(Page and application data records)
┏━━
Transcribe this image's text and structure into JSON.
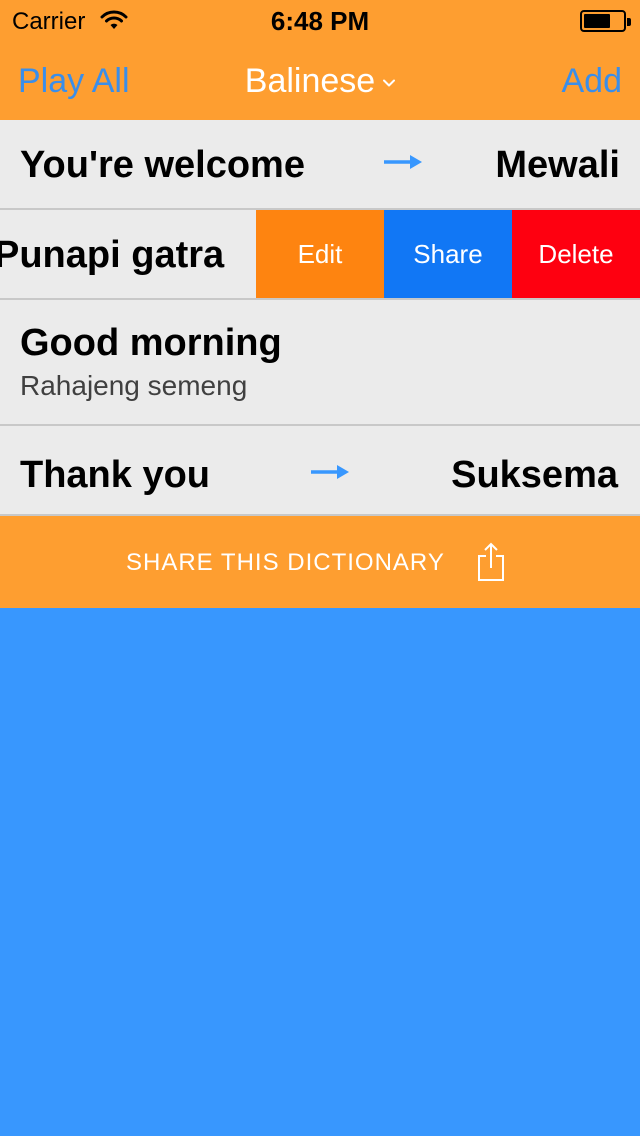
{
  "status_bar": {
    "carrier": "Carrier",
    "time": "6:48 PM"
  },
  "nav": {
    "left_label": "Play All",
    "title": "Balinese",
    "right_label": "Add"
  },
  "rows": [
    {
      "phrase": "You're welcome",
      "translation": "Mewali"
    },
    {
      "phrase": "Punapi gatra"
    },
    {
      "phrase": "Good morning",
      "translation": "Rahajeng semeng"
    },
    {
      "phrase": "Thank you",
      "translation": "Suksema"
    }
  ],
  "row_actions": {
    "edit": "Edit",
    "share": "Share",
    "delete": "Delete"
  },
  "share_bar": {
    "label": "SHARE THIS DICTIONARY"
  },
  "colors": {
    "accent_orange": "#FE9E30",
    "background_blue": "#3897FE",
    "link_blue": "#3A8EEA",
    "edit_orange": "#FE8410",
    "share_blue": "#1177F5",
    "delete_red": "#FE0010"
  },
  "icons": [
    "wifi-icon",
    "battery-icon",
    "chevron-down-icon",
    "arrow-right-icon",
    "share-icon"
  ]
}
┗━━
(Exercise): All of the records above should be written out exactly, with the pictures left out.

(Answer area):
Transcribe this image's text and structure into JSON.
{
  "status_bar": {
    "carrier": "Carrier",
    "time": "6:48 PM"
  },
  "nav": {
    "left_label": "Play All",
    "title": "Balinese",
    "right_label": "Add"
  },
  "rows": [
    {
      "phrase": "You're welcome",
      "translation": "Mewali"
    },
    {
      "phrase": "Punapi gatra"
    },
    {
      "phrase": "Good morning",
      "translation": "Rahajeng semeng"
    },
    {
      "phrase": "Thank you",
      "translation": "Suksema"
    }
  ],
  "row_actions": {
    "edit": "Edit",
    "share": "Share",
    "delete": "Delete"
  },
  "share_bar": {
    "label": "SHARE THIS DICTIONARY"
  },
  "colors": {
    "accent_orange": "#FE9E30",
    "background_blue": "#3897FE",
    "link_blue": "#3A8EEA",
    "edit_orange": "#FE8410",
    "share_blue": "#1177F5",
    "delete_red": "#FE0010"
  },
  "icons": [
    "wifi-icon",
    "battery-icon",
    "chevron-down-icon",
    "arrow-right-icon",
    "share-icon"
  ]
}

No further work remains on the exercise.